A new piece of government legislation on the verge of being passed in Brazil would loosen the restrictions on the amount of rainforest in the Amazon that farmers are allowed to remove. The new law would not only relax the laws on deforestation but would also offer partial amenities for farmers who had previously been fined for illegally destroying the rainforest.
Brazil’s forest code which was passed in 1965 states that 80 percent of the property in the Amazon basin is off-limits. In other regions the figure ranges from between 20 and 30 percent depending on the ecosystem.
The farmers have always found a way to get around the rules and it is estimated that only 10 percent actually comply with the rules, fines and replanting. Under the new scheme any forest that was illegally cleared between 1965 and 2008 will become exempt from regulation.
“It’s a disaster. It heightens the risk of deforestation, water depletion and erosion.” Said Paulo Gustavo Prado from Conservation International – Brazil. Paulo believes that the new measures will result in a loss of approximately 10 percent of the rainforest.

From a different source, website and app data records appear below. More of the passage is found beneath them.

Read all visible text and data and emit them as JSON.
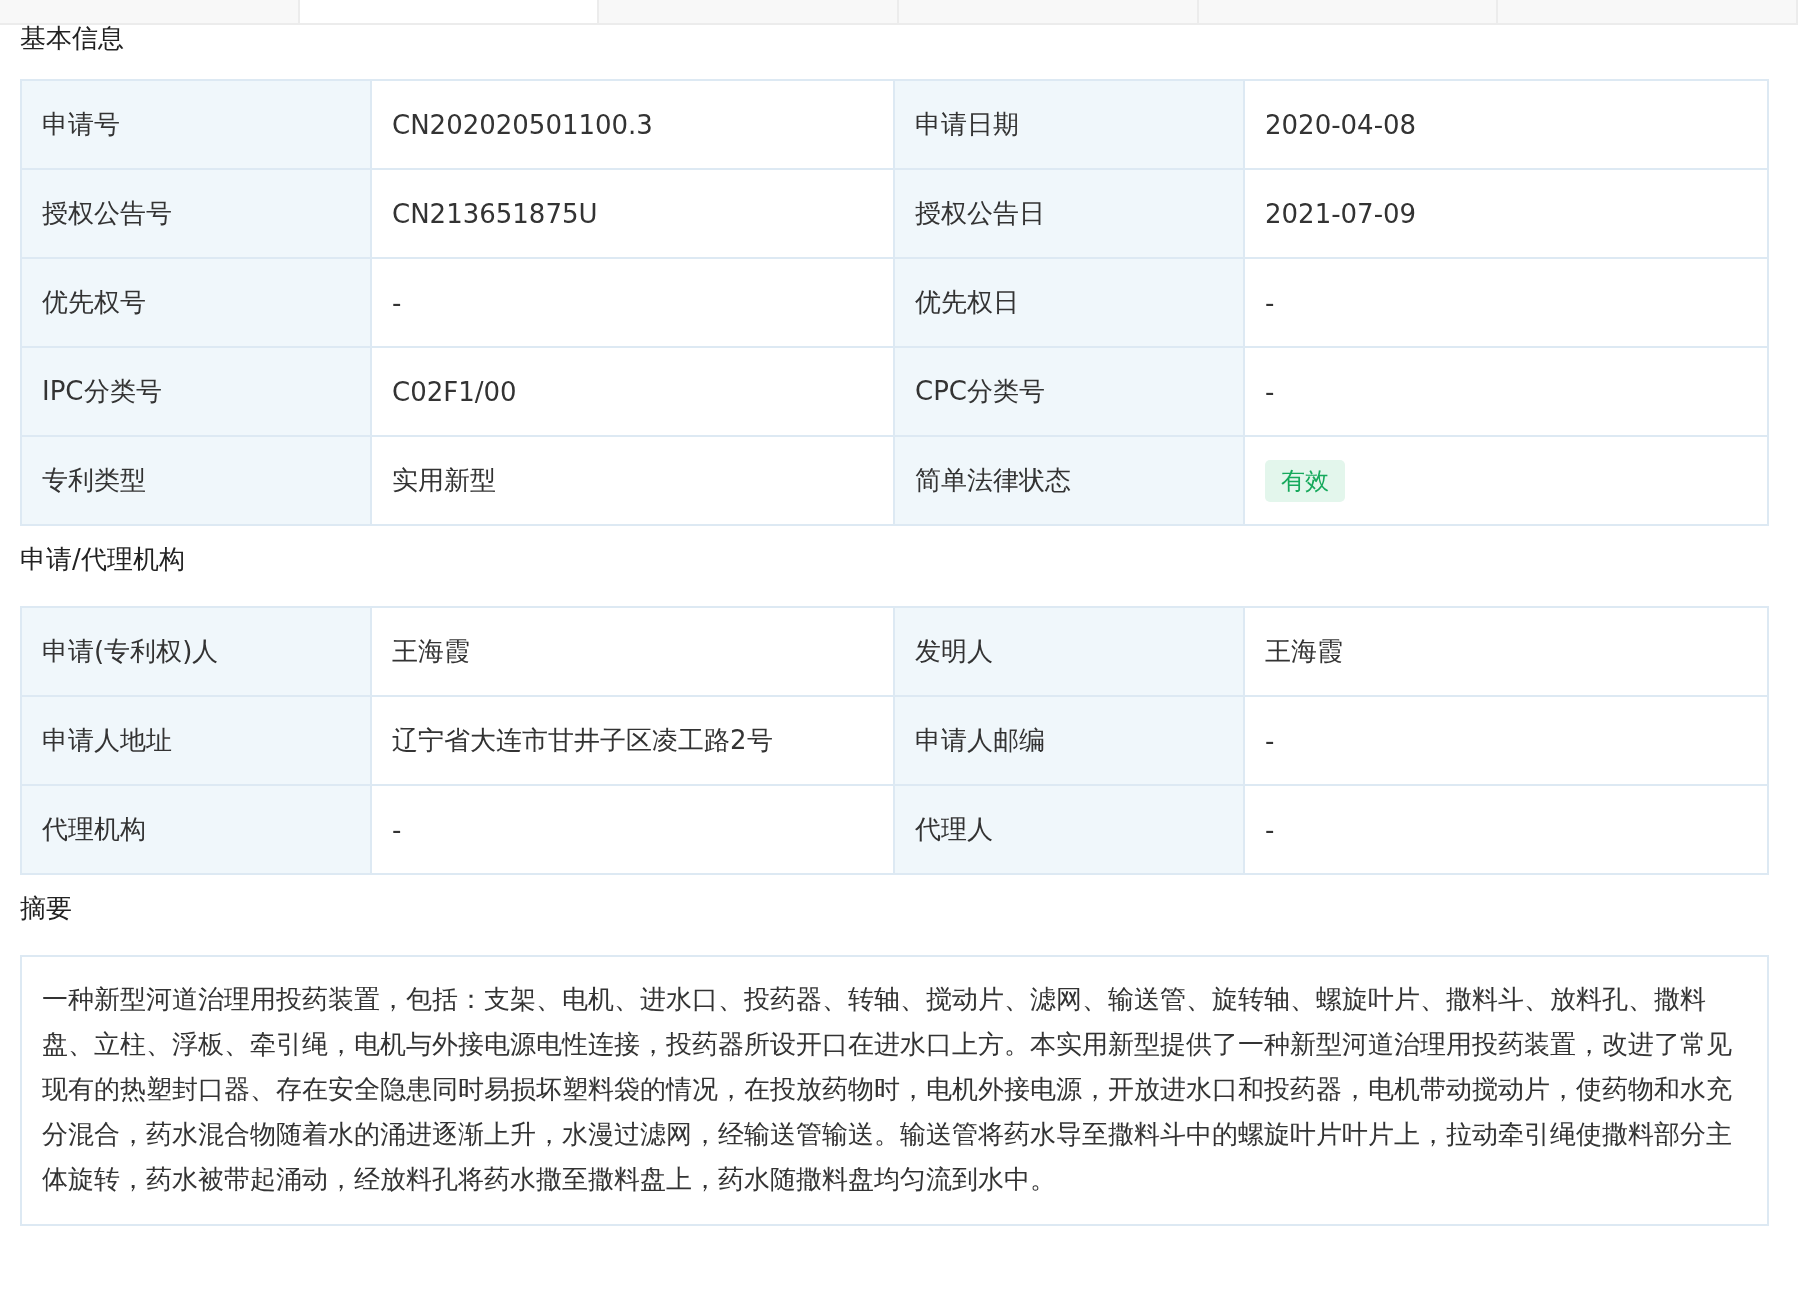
{
  "sections": [
    {
      "title": "基本信息",
      "kind": "table",
      "rows": [
        {
          "pairs": [
            {
              "label": "申请号",
              "value": "CN202020501100.3",
              "kind": "text"
            },
            {
              "label": "申请日期",
              "value": "2020-04-08",
              "kind": "text"
            }
          ]
        },
        {
          "pairs": [
            {
              "label": "授权公告号",
              "value": "CN213651875U",
              "kind": "text"
            },
            {
              "label": "授权公告日",
              "value": "2021-07-09",
              "kind": "text"
            }
          ]
        },
        {
          "pairs": [
            {
              "label": "优先权号",
              "value": "-",
              "kind": "text"
            },
            {
              "label": "优先权日",
              "value": "-",
              "kind": "text"
            }
          ]
        },
        {
          "pairs": [
            {
              "label": "IPC分类号",
              "value": "C02F1/00",
              "kind": "text"
            },
            {
              "label": "CPC分类号",
              "value": "-",
              "kind": "text"
            }
          ]
        },
        {
          "pairs": [
            {
              "label": "专利类型",
              "value": "实用新型",
              "kind": "text"
            },
            {
              "label": "简单法律状态",
              "value": "有效",
              "kind": "badge"
            }
          ]
        }
      ]
    },
    {
      "title": "申请/代理机构",
      "kind": "table",
      "rows": [
        {
          "pairs": [
            {
              "label": "申请(专利权)人",
              "value": "王海霞",
              "kind": "text"
            },
            {
              "label": "发明人",
              "value": "王海霞",
              "kind": "text"
            }
          ]
        },
        {
          "pairs": [
            {
              "label": "申请人地址",
              "value": "辽宁省大连市甘井子区凌工路2号",
              "kind": "text"
            },
            {
              "label": "申请人邮编",
              "value": "-",
              "kind": "text"
            }
          ]
        },
        {
          "pairs": [
            {
              "label": "代理机构",
              "value": "-",
              "kind": "text"
            },
            {
              "label": "代理人",
              "value": "-",
              "kind": "text"
            }
          ]
        }
      ]
    },
    {
      "title": "摘要",
      "kind": "paragraph",
      "text": "一种新型河道治理用投药装置，包括：支架、电机、进水口、投药器、转轴、搅动片、滤网、输送管、旋转轴、螺旋叶片、撒料斗、放料孔、撒料盘、立柱、浮板、牵引绳，电机与外接电源电性连接，投药器所设开口在进水口上方。本实用新型提供了一种新型河道治理用投药装置，改进了常见现有的热塑封口器、存在安全隐患同时易损坏塑料袋的情况，在投放药物时，电机外接电源，开放进水口和投药器，电机带动搅动片，使药物和水充分混合，药水混合物随着水的涌进逐渐上升，水漫过滤网，经输送管输送。输送管将药水导至撒料斗中的螺旋叶片叶片上，拉动牵引绳使撒料部分主体旋转，药水被带起涌动，经放料孔将药水撒至撒料盘上，药水随撒料盘均匀流到水中。"
    }
  ]
}
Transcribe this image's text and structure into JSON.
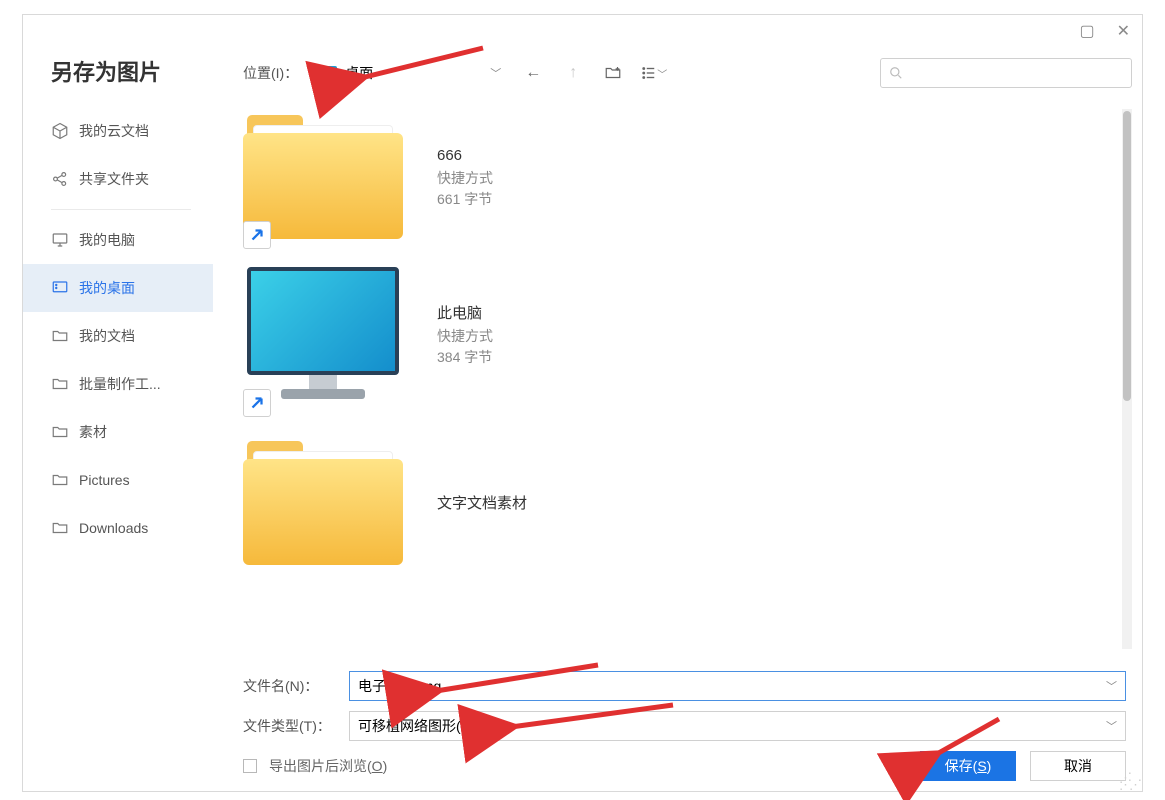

Around 20 percent of the Brazilian rainforest has already been destroyed. The battle to save the rest of it rages on.